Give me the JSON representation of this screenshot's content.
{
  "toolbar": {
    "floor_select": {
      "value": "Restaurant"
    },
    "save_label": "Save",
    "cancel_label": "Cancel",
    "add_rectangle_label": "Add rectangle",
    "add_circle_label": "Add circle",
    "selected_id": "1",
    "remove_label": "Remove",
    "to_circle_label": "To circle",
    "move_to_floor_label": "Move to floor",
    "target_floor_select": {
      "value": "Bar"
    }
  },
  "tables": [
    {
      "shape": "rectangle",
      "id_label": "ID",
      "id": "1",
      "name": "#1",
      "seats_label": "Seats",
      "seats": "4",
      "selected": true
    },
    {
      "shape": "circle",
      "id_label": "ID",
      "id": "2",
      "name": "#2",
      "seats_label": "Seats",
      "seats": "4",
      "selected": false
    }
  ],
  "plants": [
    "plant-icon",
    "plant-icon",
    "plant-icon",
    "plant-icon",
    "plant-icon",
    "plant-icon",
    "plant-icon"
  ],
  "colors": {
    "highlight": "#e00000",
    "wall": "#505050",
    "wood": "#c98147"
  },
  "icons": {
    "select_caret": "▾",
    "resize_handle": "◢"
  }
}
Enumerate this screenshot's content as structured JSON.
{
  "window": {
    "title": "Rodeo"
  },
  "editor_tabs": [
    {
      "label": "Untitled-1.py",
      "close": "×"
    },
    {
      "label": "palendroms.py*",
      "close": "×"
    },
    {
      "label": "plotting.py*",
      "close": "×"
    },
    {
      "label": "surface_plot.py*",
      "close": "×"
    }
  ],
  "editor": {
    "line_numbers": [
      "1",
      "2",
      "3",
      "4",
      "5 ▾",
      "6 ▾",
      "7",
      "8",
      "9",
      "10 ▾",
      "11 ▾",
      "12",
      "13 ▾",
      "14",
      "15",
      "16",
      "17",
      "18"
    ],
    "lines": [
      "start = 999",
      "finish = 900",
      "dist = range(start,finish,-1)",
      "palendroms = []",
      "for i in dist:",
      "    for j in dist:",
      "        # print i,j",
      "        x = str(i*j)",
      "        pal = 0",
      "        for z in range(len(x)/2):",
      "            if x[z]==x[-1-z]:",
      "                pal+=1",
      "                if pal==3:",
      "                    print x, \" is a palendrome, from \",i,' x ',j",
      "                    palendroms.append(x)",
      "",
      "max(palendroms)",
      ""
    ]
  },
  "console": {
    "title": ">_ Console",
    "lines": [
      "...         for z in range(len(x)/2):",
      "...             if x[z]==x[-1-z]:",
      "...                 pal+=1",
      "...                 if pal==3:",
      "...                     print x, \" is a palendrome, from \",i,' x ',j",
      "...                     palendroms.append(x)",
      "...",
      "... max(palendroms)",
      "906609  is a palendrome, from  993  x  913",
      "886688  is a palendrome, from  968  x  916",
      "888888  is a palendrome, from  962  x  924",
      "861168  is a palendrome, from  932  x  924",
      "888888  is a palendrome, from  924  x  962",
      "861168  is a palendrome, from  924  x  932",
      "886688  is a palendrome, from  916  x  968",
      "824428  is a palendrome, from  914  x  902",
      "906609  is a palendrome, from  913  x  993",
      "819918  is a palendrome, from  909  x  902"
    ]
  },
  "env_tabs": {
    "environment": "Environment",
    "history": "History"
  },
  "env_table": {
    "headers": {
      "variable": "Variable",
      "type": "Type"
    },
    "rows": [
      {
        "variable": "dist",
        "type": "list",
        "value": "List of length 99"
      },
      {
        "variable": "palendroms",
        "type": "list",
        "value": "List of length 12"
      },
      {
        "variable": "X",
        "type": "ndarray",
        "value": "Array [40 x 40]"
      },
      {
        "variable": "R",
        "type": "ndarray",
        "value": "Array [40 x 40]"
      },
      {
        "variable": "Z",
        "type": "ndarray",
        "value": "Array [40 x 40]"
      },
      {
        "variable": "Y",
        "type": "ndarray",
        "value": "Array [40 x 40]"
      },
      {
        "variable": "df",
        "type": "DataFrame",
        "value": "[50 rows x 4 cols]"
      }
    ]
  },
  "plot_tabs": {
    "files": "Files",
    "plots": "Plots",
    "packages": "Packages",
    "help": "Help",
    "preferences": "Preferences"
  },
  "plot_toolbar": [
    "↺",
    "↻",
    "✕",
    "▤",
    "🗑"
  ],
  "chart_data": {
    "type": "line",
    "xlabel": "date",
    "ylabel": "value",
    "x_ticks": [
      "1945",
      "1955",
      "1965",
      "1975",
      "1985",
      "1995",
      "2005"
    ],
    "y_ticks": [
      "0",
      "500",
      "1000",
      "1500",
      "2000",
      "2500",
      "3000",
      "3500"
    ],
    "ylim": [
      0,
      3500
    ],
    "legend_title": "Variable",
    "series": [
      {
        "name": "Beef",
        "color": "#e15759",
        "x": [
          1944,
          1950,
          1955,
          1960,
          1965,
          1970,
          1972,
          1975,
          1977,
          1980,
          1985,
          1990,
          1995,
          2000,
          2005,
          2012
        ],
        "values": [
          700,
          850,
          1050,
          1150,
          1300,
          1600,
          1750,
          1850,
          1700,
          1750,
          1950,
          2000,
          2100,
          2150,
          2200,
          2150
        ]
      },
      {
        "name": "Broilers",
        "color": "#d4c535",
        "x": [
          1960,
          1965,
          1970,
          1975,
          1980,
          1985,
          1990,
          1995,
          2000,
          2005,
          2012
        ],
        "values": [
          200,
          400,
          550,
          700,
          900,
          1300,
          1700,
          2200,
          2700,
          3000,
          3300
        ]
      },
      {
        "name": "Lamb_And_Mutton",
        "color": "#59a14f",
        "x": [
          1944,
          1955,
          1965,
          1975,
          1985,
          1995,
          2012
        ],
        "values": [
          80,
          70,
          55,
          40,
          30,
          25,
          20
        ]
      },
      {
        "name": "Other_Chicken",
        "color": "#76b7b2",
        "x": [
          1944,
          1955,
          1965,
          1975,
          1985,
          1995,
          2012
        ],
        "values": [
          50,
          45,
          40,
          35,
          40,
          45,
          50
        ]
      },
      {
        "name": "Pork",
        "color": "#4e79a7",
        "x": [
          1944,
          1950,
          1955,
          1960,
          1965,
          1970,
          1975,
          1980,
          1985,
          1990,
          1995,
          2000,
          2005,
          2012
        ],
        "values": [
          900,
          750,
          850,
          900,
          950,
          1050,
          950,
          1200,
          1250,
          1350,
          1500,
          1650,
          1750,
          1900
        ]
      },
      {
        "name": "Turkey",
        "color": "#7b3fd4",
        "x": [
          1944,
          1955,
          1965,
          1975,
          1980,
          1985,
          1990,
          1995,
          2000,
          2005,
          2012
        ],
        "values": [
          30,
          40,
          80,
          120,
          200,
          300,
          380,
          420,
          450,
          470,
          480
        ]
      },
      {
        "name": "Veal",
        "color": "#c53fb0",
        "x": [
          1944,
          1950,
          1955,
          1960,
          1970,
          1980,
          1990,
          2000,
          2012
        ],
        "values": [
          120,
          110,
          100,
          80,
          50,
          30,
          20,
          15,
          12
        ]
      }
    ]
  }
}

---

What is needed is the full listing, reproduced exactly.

Give me the JSON representation of this screenshot's content.
{
  "toolbar": {
    "floor_select": {
      "value": "Restaurant"
    },
    "save_label": "Save",
    "cancel_label": "Cancel",
    "add_rectangle_label": "Add rectangle",
    "add_circle_label": "Add circle",
    "selected_id": "1",
    "remove_label": "Remove",
    "to_circle_label": "To circle",
    "move_to_floor_label": "Move to floor",
    "target_floor_select": {
      "value": "Bar"
    }
  },
  "tables": [
    {
      "shape": "rectangle",
      "id_label": "ID",
      "id": "1",
      "name": "#1",
      "seats_label": "Seats",
      "seats": "4",
      "selected": true
    },
    {
      "shape": "circle",
      "id_label": "ID",
      "id": "2",
      "name": "#2",
      "seats_label": "Seats",
      "seats": "4",
      "selected": false
    }
  ],
  "plants": [
    "plant-icon",
    "plant-icon",
    "plant-icon",
    "plant-icon",
    "plant-icon",
    "plant-icon",
    "plant-icon"
  ],
  "colors": {
    "highlight": "#e00000",
    "wall": "#505050",
    "wood": "#c98147"
  },
  "icons": {
    "select_caret": "▾",
    "resize_handle": "◢"
  }
}
Enumerate this screenshot's content as structured JSON.
{
  "window": {
    "title": "Rodeo"
  },
  "editor_tabs": [
    {
      "label": "Untitled-1.py",
      "close": "×"
    },
    {
      "label": "palendroms.py*",
      "close": "×"
    },
    {
      "label": "plotting.py*",
      "close": "×"
    },
    {
      "label": "surface_plot.py*",
      "close": "×"
    }
  ],
  "editor": {
    "line_numbers": [
      "1",
      "2",
      "3",
      "4",
      "5 ▾",
      "6 ▾",
      "7",
      "8",
      "9",
      "10 ▾",
      "11 ▾",
      "12",
      "13 ▾",
      "14",
      "15",
      "16",
      "17",
      "18"
    ],
    "lines": [
      "start = 999",
      "finish = 900",
      "dist = range(start,finish,-1)",
      "palendroms = []",
      "for i in dist:",
      "    for j in dist:",
      "        # print i,j",
      "        x = str(i*j)",
      "        pal = 0",
      "        for z in range(len(x)/2):",
      "            if x[z]==x[-1-z]:",
      "                pal+=1",
      "                if pal==3:",
      "                    print x, \" is a palendrome, from \",i,' x ',j",
      "                    palendroms.append(x)",
      "",
      "max(palendroms)",
      ""
    ]
  },
  "console": {
    "title": ">_ Console",
    "lines": [
      "...         for z in range(len(x)/2):",
      "...             if x[z]==x[-1-z]:",
      "...                 pal+=1",
      "...                 if pal==3:",
      "...                     print x, \" is a palendrome, from \",i,' x ',j",
      "...                     palendroms.append(x)",
      "...",
      "... max(palendroms)",
      "906609  is a palendrome, from  993  x  913",
      "886688  is a palendrome, from  968  x  916",
      "888888  is a palendrome, from  962  x  924",
      "861168  is a palendrome, from  932  x  924",
      "888888  is a palendrome, from  924  x  962",
      "861168  is a palendrome, from  924  x  932",
      "886688  is a palendrome, from  916  x  968",
      "824428  is a palendrome, from  914  x  902",
      "906609  is a palendrome, from  913  x  993",
      "819918  is a palendrome, from  909  x  902"
    ]
  },
  "env_tabs": {
    "environment": "Environment",
    "history": "History"
  },
  "env_table": {
    "headers": {
      "variable": "Variable",
      "type": "Type"
    },
    "rows": [
      {
        "variable": "dist",
        "type": "list",
        "value": "List of length 99"
      },
      {
        "variable": "palendroms",
        "type": "list",
        "value": "List of length 12"
      },
      {
        "variable": "X",
        "type": "ndarray",
        "value": "Array [40 x 40]"
      },
      {
        "variable": "R",
        "type": "ndarray",
        "value": "Array [40 x 40]"
      },
      {
        "variable": "Z",
        "type": "ndarray",
        "value": "Array [40 x 40]"
      },
      {
        "variable": "Y",
        "type": "ndarray",
        "value": "Array [40 x 40]"
      },
      {
        "variable": "df",
        "type": "DataFrame",
        "value": "[50 rows x 4 cols]"
      }
    ]
  },
  "plot_tabs": {
    "files": "Files",
    "plots": "Plots",
    "packages": "Packages",
    "help": "Help",
    "preferences": "Preferences"
  },
  "plot_toolbar": [
    "↺",
    "↻",
    "✕",
    "▤",
    "🗑"
  ],
  "chart_data": {
    "type": "line",
    "xlabel": "date",
    "ylabel": "value",
    "x_ticks": [
      "1945",
      "1955",
      "1965",
      "1975",
      "1985",
      "1995",
      "2005"
    ],
    "y_ticks": [
      "0",
      "500",
      "1000",
      "1500",
      "2000",
      "2500",
      "3000",
      "3500"
    ],
    "ylim": [
      0,
      3500
    ],
    "legend_title": "Variable",
    "series": [
      {
        "name": "Beef",
        "color": "#e15759",
        "x": [
          1944,
          1950,
          1955,
          1960,
          1965,
          1970,
          1972,
          1975,
          1977,
          1980,
          1985,
          1990,
          1995,
          2000,
          2005,
          2012
        ],
        "values": [
          700,
          850,
          1050,
          1150,
          1300,
          1600,
          1750,
          1850,
          1700,
          1750,
          1950,
          2000,
          2100,
          2150,
          2200,
          2150
        ]
      },
      {
        "name": "Broilers",
        "color": "#d4c535",
        "x": [
          1960,
          1965,
          1970,
          1975,
          1980,
          1985,
          1990,
          1995,
          2000,
          2005,
          2012
        ],
        "values": [
          200,
          400,
          550,
          700,
          900,
          1300,
          1700,
          2200,
          2700,
          3000,
          3300
        ]
      },
      {
        "name": "Lamb_And_Mutton",
        "color": "#59a14f",
        "x": [
          1944,
          1955,
          1965,
          1975,
          1985,
          1995,
          2012
        ],
        "values": [
          80,
          70,
          55,
          40,
          30,
          25,
          20
        ]
      },
      {
        "name": "Other_Chicken",
        "color": "#76b7b2",
        "x": [
          1944,
          1955,
          1965,
          1975,
          1985,
          1995,
          2012
        ],
        "values": [
          50,
          45,
          40,
          35,
          40,
          45,
          50
        ]
      },
      {
        "name": "Pork",
        "color": "#4e79a7",
        "x": [
          1944,
          1950,
          1955,
          1960,
          1965,
          1970,
          1975,
          1980,
          1985,
          1990,
          1995,
          2000,
          2005,
          2012
        ],
        "values": [
          900,
          750,
          850,
          900,
          950,
          1050,
          950,
          1200,
          1250,
          1350,
          1500,
          1650,
          1750,
          1900
        ]
      },
      {
        "name": "Turkey",
        "color": "#7b3fd4",
        "x": [
          1944,
          1955,
          1965,
          1975,
          1980,
          1985,
          1990,
          1995,
          2000,
          2005,
          2012
        ],
        "values": [
          30,
          40,
          80,
          120,
          200,
          300,
          380,
          420,
          450,
          470,
          480
        ]
      },
      {
        "name": "Veal",
        "color": "#c53fb0",
        "x": [
          1944,
          1950,
          1955,
          1960,
          1970,
          1980,
          1990,
          2000,
          2012
        ],
        "values": [
          120,
          110,
          100,
          80,
          50,
          30,
          20,
          15,
          12
        ]
      }
    ]
  }
}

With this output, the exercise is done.